After his daughter developed the same condition that plagued him in childhood, Tim Jackson is taking on a tough challenge to raise money for DEBRA.
Tim, who lives in Loddiswell, was diagnosed with Epidermolysis Bullosa, known as EB, when he was a child, and his daughter Bea has just been diagnosed with the same condition.
He is raising money for DEBRA, a charity launched in 1978 by Phyllis Hilton whose daughter Debra had EB and which became the world’s first EB patient support group, by running the length of nearly two marathons, 50 miles across Dartmoor in September.
EB is an inherited connective tissue disease that causes the skin to blister and not heal as well as it should. Jonny Kennedy, the subject of the heartbreaking documentary ‘The Boy Whose Skin Fell Off’ which aired on Channel 4 in 2005, suffered from an extreme version of the condition.
“What gets me is that with severe cases, you can’t cuddle the children”, said Tim when he was explaining why he decided to take on the challenge. “Its very painful and debilitating in extreme cases, but can you imagine seeing your child in that much pain and not being able to cuddle them?”
Children with EB are called ’butterfly children’ – their skin is as fragile as the wing of a butterfly, and their skin can blister and tear at the slightest touch.
Luckily, both Tim and Bea have mild symptoms of the condition. “I’ve had it all my life”, explained Tim, “and Bea didn’t have any symptoms until she was around 15 months old. Once she started walking, and falling and knocking her knees, we noticed.
“We went to Great Ormond Street Hospital for her to be diagnosed, and it brought back all the memories for me from when I was young. You don’t grow out of it, but you learn to protect susceptible areas, like ankles and knees.”
Tim is running 50 miles, with elevations of 3,100m, across Dartmoor on Saturday, September 2, running on surfaces from roads to stoney river banks, open moorland and tracks.
“I’m starting with four miles on the road, then 15 miles next to a river, then a bit of road before I cross open moorland with bogs and tussocks, and then the final stretch is on a stoney track, so there’s a bit of everything”, explained Tim.
“The hills will be hard, almost anyone can run downhill, but I wanted it to be hard. I cycle a lot, and I took up running because it was dangerous to cycle around here in the winter, and I wanted to do something difficult.
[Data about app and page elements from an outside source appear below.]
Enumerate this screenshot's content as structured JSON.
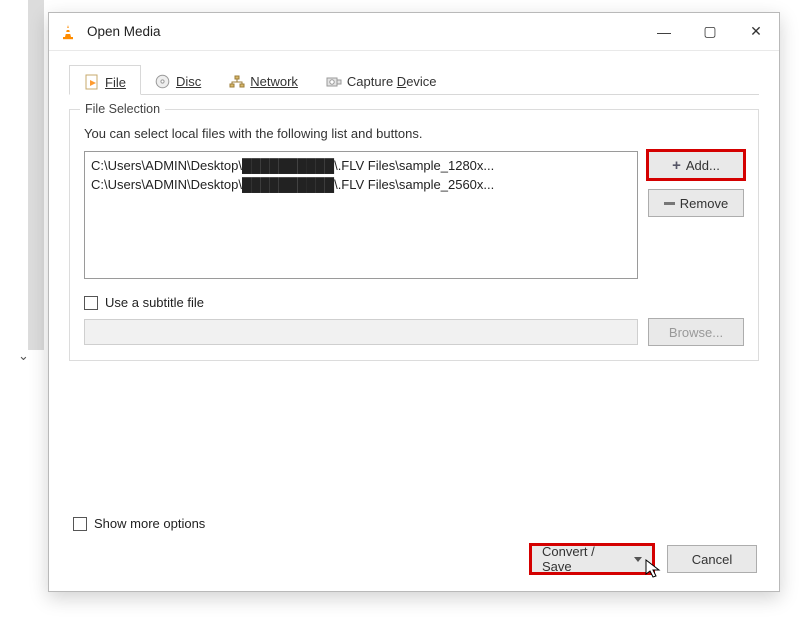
{
  "window": {
    "title": "Open Media",
    "controls": {
      "minimize": "—",
      "maximize": "▢",
      "close": "✕"
    }
  },
  "tabs": {
    "file": "File",
    "disc": "Disc",
    "network": "Network",
    "capture": "Capture Device"
  },
  "file_selection": {
    "legend": "File Selection",
    "helper": "You can select local files with the following list and buttons.",
    "files": [
      "C:\\Users\\ADMIN\\Desktop\\██████████\\.FLV Files\\sample_1280x...",
      "C:\\Users\\ADMIN\\Desktop\\██████████\\.FLV Files\\sample_2560x..."
    ],
    "add_label": "Add...",
    "remove_label": "Remove"
  },
  "subtitle": {
    "checkbox_label": "Use a subtitle file",
    "browse_label": "Browse..."
  },
  "more_options": {
    "label": "Show more options"
  },
  "footer": {
    "convert_save": "Convert / Save",
    "cancel": "Cancel"
  }
}
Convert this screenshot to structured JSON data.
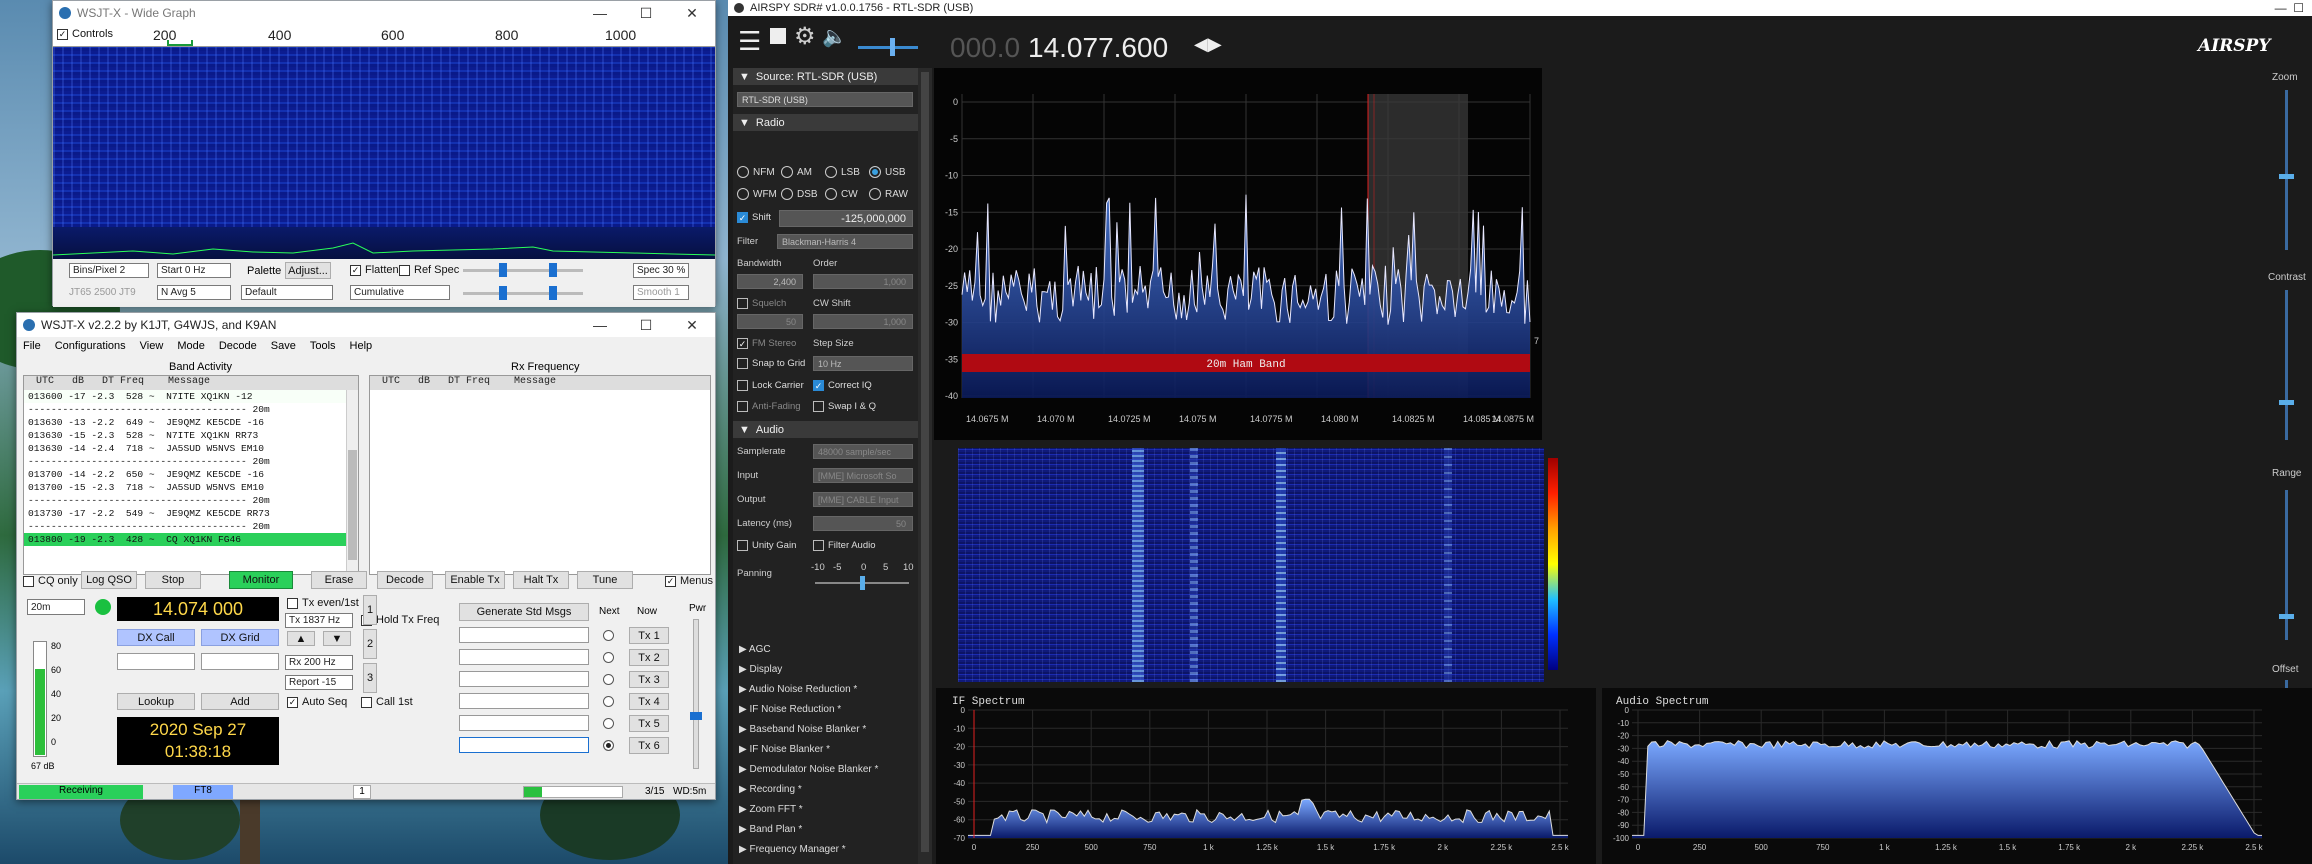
{
  "wide_graph": {
    "title": "WSJT-X - Wide Graph",
    "controls_label": "Controls",
    "scale": [
      "200",
      "400",
      "600",
      "800",
      "1000"
    ],
    "bins_pixel": "Bins/Pixel 2",
    "start": "Start 0 Hz",
    "palette_label": "Palette",
    "adjust_label": "Adjust...",
    "flatten_label": "Flatten",
    "ref_spec_label": "Ref Spec",
    "spec_pct": "Spec 30 %",
    "mode_text": "JT65  2500  JT9",
    "n_avg": "N Avg 5",
    "palette_value": "Default",
    "cumulative_value": "Cumulative",
    "smooth": "Smooth 1"
  },
  "wsjt": {
    "title": "WSJT-X   v2.2.2   by K1JT, G4WJS, and K9AN",
    "menu": [
      "File",
      "Configurations",
      "View",
      "Mode",
      "Decode",
      "Save",
      "Tools",
      "Help"
    ],
    "band_activity_label": "Band Activity",
    "rx_frequency_label": "Rx Frequency",
    "col_header": "UTC   dB   DT Freq    Message",
    "decodes": [
      {
        "text": "013600 -17 -2.3  528 ~  N7ITE XQ1KN -12",
        "kind": "hl"
      },
      {
        "text": "-------------------------------------- 20m",
        "kind": "sep"
      },
      {
        "text": "013630 -13 -2.2  649 ~  JE9QMZ KE5CDE -16",
        "kind": "n"
      },
      {
        "text": "013630 -15 -2.3  528 ~  N7ITE XQ1KN RR73",
        "kind": "n"
      },
      {
        "text": "013630 -14 -2.4  718 ~  JA5SUD W5NVS EM10",
        "kind": "n"
      },
      {
        "text": "-------------------------------------- 20m",
        "kind": "sep"
      },
      {
        "text": "013700 -14 -2.2  650 ~  JE9QMZ KE5CDE -16",
        "kind": "n"
      },
      {
        "text": "013700 -15 -2.3  718 ~  JA5SUD W5NVS EM10",
        "kind": "n"
      },
      {
        "text": "-------------------------------------- 20m",
        "kind": "sep"
      },
      {
        "text": "013730 -17 -2.2  549 ~  JE9QMZ KE5CDE RR73",
        "kind": "n"
      },
      {
        "text": "-------------------------------------- 20m",
        "kind": "sep"
      },
      {
        "text": "013800 -19 -2.3  428 ~  CQ XQ1KN FG46",
        "kind": "cq"
      }
    ],
    "cq_only_label": "CQ only",
    "log_qso_label": "Log QSO",
    "stop_label": "Stop",
    "monitor_label": "Monitor",
    "erase_label": "Erase",
    "decode_label": "Decode",
    "enable_tx_label": "Enable Tx",
    "halt_tx_label": "Halt Tx",
    "tune_label": "Tune",
    "menus_label": "Menus",
    "band": "20m",
    "frequency": "14.074 000",
    "tx_even_label": "Tx even/1st",
    "tx_hz": "Tx  1837  Hz",
    "hold_tx_label": "Hold Tx Freq",
    "rx_hz": "Rx  200  Hz",
    "report": "Report -15",
    "auto_seq_label": "Auto Seq",
    "call_1st_label": "Call 1st",
    "dx_call_label": "DX Call",
    "dx_grid_label": "DX Grid",
    "lookup_label": "Lookup",
    "add_label": "Add",
    "date": "2020 Sep 27",
    "time": "01:38:18",
    "meter_scale": [
      "80",
      "60",
      "40",
      "20",
      "0"
    ],
    "meter_db": "67 dB",
    "gen_msgs_label": "Generate Std Msgs",
    "next_label": "Next",
    "now_label": "Now",
    "tx_buttons": [
      "Tx 1",
      "Tx 2",
      "Tx 3",
      "Tx 4",
      "Tx 5",
      "Tx 6"
    ],
    "pwr_label": "Pwr",
    "tab_labels": [
      "1",
      "2",
      "3"
    ],
    "status_receiving": "Receiving",
    "status_mode": "FT8",
    "status_num": "1",
    "status_count": "3/15",
    "status_wd": "WD:5m"
  },
  "sdr": {
    "title": "AIRSPY SDR# v1.0.0.1756 - RTL-SDR (USB)",
    "freq_dim": "000.0",
    "freq_main": "14.077.600",
    "logo": "AIRSPY",
    "zoom_label": "Zoom",
    "contrast_label": "Contrast",
    "range_label": "Range",
    "offset_label": "Offset",
    "source_header": "Source: RTL-SDR (USB)",
    "source_value": "RTL-SDR (USB)",
    "radio_header": "Radio",
    "modes_row1": [
      "NFM",
      "AM",
      "LSB",
      "USB"
    ],
    "modes_row2": [
      "WFM",
      "DSB",
      "CW",
      "RAW"
    ],
    "selected_mode": "USB",
    "shift_label": "Shift",
    "shift_value": "-125,000,000",
    "filter_label": "Filter",
    "filter_value": "Blackman-Harris 4",
    "bandwidth_label": "Bandwidth",
    "order_label": "Order",
    "bandwidth_value": "2,400",
    "order_value": "1,000",
    "squelch_label": "Squelch",
    "cw_shift_label": "CW Shift",
    "squelch_value": "50",
    "cw_shift_value": "1,000",
    "fm_stereo_label": "FM Stereo",
    "step_size_label": "Step Size",
    "snap_label": "Snap to Grid",
    "step_value": "10 Hz",
    "lock_carrier_label": "Lock Carrier",
    "correct_iq_label": "Correct IQ",
    "anti_fading_label": "Anti-Fading",
    "swap_iq_label": "Swap I & Q",
    "audio_header": "Audio",
    "samplerate_label": "Samplerate",
    "samplerate_value": "48000 sample/sec",
    "input_label": "Input",
    "input_value": "[MME] Microsoft So",
    "output_label": "Output",
    "output_value": "[MME] CABLE Input",
    "latency_label": "Latency (ms)",
    "latency_value": "50",
    "unity_gain_label": "Unity Gain",
    "filter_audio_label": "Filter Audio",
    "panning_label": "Panning",
    "panning_scale": [
      "-10",
      "-5",
      "0",
      "5",
      "10"
    ],
    "collapsed_sections": [
      "AGC",
      "Display",
      "Audio Noise Reduction *",
      "IF Noise Reduction *",
      "Baseband Noise Blanker *",
      "IF Noise Blanker *",
      "Demodulator Noise Blanker *",
      "Recording *",
      "Zoom FFT *",
      "Band Plan *",
      "Frequency Manager *"
    ],
    "spectrum_db_ticks": [
      "0",
      "-5",
      "-10",
      "-15",
      "-20",
      "-25",
      "-30",
      "-35",
      "-40"
    ],
    "spectrum_freq_ticks": [
      "14.0675 M",
      "14.070 M",
      "14.0725 M",
      "14.075 M",
      "14.0775 M",
      "14.080 M",
      "14.0825 M",
      "14.085 M",
      "14.0875 M"
    ],
    "band_label": "20m Ham Band",
    "range_marker": "7",
    "if_spectrum_label": "IF Spectrum",
    "audio_spectrum_label": "Audio Spectrum",
    "if_db_ticks": [
      "0",
      "-10",
      "-20",
      "-30",
      "-40",
      "-50",
      "-60",
      "-70"
    ],
    "audio_db_ticks": [
      "0",
      "-10",
      "-20",
      "-30",
      "-40",
      "-50",
      "-60",
      "-70",
      "-80",
      "-90",
      "-100"
    ],
    "hz_ticks": [
      "0",
      "250",
      "500",
      "750",
      "1 k",
      "1.25 k",
      "1.5 k",
      "1.75 k",
      "2 k",
      "2.25 k",
      "2.5 k"
    ]
  }
}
“The kids with EB find walking difficult, so its the opposite of what they can do, and running 50 miles is going to be hard.”
You can support Tim and donate to DEBRA on his JustGiving page: www.justgiving.com/fundraising/timmyjackson, and you can find out more about DEBRA and the work they do on their website: www.debra.org.uk